These are houses I admire, and I also admire the folks who have taken them on and dedicated themselves to maintaining and repairing them.
The block of Auburn Avenue east of North 7th Street (Highway 14), at the top here, always has been one of my favorites and these are two of the nicest houses along it --- or so I think. In the foreground is the old Dr. Theodore E. Stanton home, a spacious but plain Italianate dating from the 1880s with later classical revival porches.
I believe this was the first house built in this block, before it was subdivided into traditional building lots, which helps to explain why it sits back a little farther than other houses on the street. When I was a kid, the family dentist, Edwin Stanton, lived here with his mother, Helen.
The house I call Larimer-Copeland, about 20 years younger, is next door and has tremendous presence. It's a transitional design, edging from Queen Anne into something plainer, and quite a few similar to it were built around town at about the same time. This is the best of the lot, however, and the most complete survival.
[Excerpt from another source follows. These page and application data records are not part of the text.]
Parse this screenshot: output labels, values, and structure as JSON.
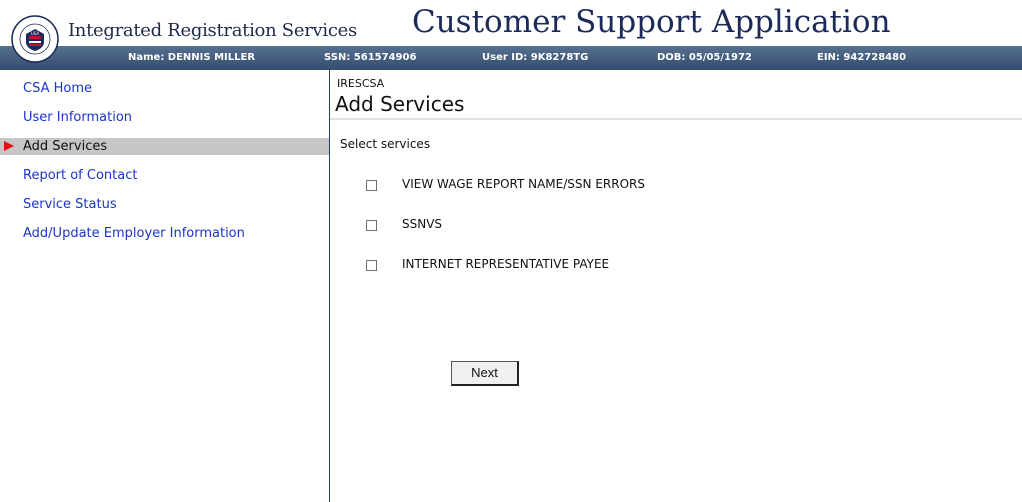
{
  "header": {
    "org_name": "Integrated Registration Services",
    "app_title": "Customer Support Application",
    "seal_text": "SOCIAL SECURITY ADMINISTRATION USA"
  },
  "user_info": {
    "name": "Name: DENNIS MILLER",
    "ssn": "SSN: 561574906",
    "user_id": "User ID: 9K8278TG",
    "dob": "DOB: 05/05/1972",
    "ein": "EIN: 942728480"
  },
  "sidebar": {
    "items": [
      {
        "label": "CSA Home",
        "active": false
      },
      {
        "label": "User Information",
        "active": false
      },
      {
        "label": "Add Services",
        "active": true
      },
      {
        "label": "Report of Contact",
        "active": false
      },
      {
        "label": "Service Status",
        "active": false
      },
      {
        "label": "Add/Update Employer Information",
        "active": false
      }
    ]
  },
  "main": {
    "breadcrumb": "IRESCSA",
    "title": "Add Services",
    "subhead": "Select services",
    "services": [
      {
        "label": "VIEW WAGE REPORT NAME/SSN ERRORS",
        "checked": false
      },
      {
        "label": "SSNVS",
        "checked": false
      },
      {
        "label": "INTERNET REPRESENTATIVE PAYEE",
        "checked": false
      }
    ],
    "next_label": "Next"
  },
  "colors": {
    "accent_red": "#e01010",
    "nav_link": "#1b35c7",
    "infobar": "#344d6e",
    "title_navy": "#1b2a59"
  }
}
In addition to its wonderful porches, this house also has one of the best staircases in town and one of these days I'm going to accept an offer to let me take photographs of the entrance hall, a great space.
The family of Chariton houses to which Larimer-Copeland belongs was recognizable because of their circular "gazebo" porch ends, some of which have been removed elswhere as porches were torn off and graceful old houses made to look clumsy.
This house, to the west in the same block of Auburn, is somewhat smaller and has less presence, but has the same style of porch, still intact.
Down in the south part of town, along Woodlawn Ave., I've always admired this house built by William Eikenberry Sr. and his wife, Marcia, about 1910 in a classical revival style tending toward plainer foursquare.
One Chariton's most distinctive homes, the tudoresque Combs house, is just across Woodlawn to the north. It dates from the late 1920s and was occupied by family members well into my lifetime.
There are many more distinctive old houses scattered around in Chariton's residential neighborhoods, some beautifully maintained and others not --- these just happen to be a few favorites of mine.